The Ireland women's relay team just missed out on a place in the 4x100 metres relay final at the European Championships in Barcelona this morning.
The Irish quartet of Amy Foster, who ran the first leg, Niamh Whelan, Claire Brady and anchor Ailis McSweeney put in a storming run to set a new national record of 43.93 seconds in fourth place.
Their time beat the previous mark of 44.27, set by Brady, Derval O'Rourke, Whelan and Kelly Proper in Geneva in June.
But it was not enough to secure a fastest loser spot in the final, with Belgium (43.82) and Sweden (43.90) gaining those places from the second semi-final.
Although they can console themselves with a new national record, the Irish girls will be hugely disappointed to miss the final by just three hundredths of a second.
McSweeney, the 100m semi-finalist, ran a superb final leg to eat up the ground on third-placed Spain and finish ahead of both Lithuania and Italy.
The Cork woman has been one of Ireland's best athletes at these Championships, missing out on a place in the 100m final by just one hundredth of a second and playing a pivotal role in the relay national record.
The quality of the Irish display is telling, given that the likes of Italy (44.15), Germany (disqualified) and Britain (44.09) failed to qualify. A Slovenian team including the 50-year-old Merlene Ottey also finished behind Ireland in the first heat.
Meanwhile, the Irish men's 4x400 metres relay team also bowed out of their semi-final, with national record holder David Gillick a notable absentee.

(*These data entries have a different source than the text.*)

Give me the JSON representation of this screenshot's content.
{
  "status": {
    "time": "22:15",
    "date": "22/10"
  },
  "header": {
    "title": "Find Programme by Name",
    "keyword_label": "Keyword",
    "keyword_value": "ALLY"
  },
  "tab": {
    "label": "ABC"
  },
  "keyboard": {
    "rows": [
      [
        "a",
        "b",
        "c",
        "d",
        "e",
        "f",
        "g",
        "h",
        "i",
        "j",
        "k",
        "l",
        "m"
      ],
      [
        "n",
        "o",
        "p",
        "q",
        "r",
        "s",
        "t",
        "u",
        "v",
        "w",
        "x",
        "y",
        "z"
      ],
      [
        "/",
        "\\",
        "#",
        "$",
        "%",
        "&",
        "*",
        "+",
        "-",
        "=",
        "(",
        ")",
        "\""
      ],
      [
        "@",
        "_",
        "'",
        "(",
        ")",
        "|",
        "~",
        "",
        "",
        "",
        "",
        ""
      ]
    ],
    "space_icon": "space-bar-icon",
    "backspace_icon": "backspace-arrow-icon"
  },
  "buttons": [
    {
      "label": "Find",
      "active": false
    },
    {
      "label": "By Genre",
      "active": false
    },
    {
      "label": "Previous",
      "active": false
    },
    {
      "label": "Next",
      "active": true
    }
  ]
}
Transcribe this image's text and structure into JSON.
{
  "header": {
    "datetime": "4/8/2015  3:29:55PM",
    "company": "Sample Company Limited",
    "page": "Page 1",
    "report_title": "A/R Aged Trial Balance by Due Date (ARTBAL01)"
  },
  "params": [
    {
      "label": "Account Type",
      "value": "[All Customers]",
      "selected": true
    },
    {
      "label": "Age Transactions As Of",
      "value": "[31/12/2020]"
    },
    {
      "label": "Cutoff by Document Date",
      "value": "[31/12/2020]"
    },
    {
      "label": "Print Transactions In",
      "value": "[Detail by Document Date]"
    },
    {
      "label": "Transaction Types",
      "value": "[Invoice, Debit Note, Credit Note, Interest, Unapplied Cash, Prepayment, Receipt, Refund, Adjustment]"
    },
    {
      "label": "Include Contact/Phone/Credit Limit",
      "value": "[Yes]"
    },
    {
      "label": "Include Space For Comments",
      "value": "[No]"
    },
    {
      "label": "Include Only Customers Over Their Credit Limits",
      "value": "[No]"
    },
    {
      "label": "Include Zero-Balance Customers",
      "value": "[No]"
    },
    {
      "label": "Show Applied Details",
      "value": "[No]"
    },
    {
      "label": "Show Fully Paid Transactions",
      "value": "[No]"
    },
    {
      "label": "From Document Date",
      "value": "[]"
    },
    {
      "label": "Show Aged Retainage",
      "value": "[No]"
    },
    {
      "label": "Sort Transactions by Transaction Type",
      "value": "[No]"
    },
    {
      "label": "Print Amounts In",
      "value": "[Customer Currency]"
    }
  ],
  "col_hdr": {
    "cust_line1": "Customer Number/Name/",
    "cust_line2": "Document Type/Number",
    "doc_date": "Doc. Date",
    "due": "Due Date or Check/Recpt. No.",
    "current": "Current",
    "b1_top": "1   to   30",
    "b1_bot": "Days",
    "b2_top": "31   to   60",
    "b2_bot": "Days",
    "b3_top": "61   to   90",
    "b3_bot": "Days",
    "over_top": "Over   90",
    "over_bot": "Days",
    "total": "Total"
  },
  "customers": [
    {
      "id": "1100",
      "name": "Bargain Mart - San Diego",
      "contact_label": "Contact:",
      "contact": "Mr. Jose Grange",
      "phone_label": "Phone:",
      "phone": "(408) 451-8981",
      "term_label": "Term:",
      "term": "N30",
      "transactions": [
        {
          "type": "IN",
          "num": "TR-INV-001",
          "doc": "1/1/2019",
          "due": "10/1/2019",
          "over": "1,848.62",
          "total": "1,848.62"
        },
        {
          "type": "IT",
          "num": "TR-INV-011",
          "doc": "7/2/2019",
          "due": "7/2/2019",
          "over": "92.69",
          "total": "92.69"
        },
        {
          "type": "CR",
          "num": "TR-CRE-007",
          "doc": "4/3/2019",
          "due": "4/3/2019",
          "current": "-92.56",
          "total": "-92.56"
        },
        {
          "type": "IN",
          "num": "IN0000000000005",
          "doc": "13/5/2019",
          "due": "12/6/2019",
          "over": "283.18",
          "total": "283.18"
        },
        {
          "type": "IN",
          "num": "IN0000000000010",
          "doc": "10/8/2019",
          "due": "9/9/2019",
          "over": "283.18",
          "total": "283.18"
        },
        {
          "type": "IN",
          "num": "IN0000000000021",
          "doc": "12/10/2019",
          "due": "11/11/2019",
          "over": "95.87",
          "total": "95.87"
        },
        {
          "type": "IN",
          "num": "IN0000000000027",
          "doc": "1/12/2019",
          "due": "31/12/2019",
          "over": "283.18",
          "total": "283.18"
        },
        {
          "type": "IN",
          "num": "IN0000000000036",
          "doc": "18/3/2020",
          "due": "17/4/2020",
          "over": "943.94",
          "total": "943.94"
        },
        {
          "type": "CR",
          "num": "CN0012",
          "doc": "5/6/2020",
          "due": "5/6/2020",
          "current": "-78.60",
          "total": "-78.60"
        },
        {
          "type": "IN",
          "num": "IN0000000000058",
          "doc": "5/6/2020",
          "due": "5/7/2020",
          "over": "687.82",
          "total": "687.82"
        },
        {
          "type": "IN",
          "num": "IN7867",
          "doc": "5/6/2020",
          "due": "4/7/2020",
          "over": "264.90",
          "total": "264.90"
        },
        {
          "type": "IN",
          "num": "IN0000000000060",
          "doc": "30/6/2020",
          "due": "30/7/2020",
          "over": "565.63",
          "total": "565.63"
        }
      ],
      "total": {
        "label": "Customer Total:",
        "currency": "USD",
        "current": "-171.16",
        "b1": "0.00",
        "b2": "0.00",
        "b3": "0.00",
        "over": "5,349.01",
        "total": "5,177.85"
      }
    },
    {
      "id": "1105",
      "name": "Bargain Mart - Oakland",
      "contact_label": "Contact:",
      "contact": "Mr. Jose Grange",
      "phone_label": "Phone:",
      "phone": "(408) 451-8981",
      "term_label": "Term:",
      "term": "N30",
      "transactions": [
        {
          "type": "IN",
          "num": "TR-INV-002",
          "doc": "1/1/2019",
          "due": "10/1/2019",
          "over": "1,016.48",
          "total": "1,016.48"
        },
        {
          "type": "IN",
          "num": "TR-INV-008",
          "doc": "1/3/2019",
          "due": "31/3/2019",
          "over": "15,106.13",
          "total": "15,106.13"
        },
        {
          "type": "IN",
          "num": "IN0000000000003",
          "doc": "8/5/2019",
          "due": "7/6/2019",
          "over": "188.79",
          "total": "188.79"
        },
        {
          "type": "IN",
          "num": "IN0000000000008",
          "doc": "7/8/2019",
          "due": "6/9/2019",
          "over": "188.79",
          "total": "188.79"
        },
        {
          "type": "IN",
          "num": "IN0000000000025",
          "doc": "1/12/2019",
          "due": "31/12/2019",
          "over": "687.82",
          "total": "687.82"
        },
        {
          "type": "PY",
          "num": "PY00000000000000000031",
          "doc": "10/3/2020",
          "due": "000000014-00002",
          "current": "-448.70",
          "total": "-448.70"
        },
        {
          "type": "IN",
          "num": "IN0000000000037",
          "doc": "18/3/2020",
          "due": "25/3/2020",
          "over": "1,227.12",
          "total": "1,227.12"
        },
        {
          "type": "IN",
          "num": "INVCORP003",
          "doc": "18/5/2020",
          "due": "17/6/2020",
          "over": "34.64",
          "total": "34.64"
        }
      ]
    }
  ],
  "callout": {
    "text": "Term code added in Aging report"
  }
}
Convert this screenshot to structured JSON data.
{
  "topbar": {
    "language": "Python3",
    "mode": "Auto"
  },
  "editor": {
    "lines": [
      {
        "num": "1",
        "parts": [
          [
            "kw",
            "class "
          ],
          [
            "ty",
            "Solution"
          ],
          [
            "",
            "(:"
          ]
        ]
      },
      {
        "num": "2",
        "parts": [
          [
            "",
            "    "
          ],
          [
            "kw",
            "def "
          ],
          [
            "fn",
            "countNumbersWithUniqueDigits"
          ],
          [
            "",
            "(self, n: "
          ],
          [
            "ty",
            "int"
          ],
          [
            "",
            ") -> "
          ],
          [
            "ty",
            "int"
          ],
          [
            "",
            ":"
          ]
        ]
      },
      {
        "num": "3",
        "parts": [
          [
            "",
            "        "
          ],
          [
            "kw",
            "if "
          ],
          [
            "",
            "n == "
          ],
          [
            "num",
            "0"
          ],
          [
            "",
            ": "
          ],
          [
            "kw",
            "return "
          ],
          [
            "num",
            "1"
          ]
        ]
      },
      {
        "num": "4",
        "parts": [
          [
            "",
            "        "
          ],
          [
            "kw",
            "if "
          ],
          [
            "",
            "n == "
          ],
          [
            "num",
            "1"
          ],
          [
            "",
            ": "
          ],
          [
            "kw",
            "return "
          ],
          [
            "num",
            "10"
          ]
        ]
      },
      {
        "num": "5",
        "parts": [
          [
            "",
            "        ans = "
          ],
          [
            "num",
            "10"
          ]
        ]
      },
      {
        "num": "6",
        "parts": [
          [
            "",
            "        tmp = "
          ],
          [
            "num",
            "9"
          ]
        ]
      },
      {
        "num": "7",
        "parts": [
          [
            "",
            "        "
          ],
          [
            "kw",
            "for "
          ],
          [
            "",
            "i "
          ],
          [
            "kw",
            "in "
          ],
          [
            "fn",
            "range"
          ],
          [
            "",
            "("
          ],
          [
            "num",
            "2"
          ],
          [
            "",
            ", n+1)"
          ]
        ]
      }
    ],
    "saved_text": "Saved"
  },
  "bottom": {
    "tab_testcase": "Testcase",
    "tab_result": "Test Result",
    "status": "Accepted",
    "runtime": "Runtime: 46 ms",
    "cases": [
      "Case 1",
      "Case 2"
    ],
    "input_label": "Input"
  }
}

Gillick, after his exertions in last night's 400m final, did not participate in this morning's relay heat, forcing a change on the anchor leg with 200m specialist Steven Colvert drafted in.
The Irish foursome of lead man Gordon Kennedy, Brian Murphy, Brian Gregan and Colvert came home in sixth place - 3:07.21 - and out of contention for qualification.
Tullamore Harrier Kennedy, the national champion, ran an excellent first leg to put the Irish second in the field, but by the time Colvert took the baton, the leading teams were breaking away.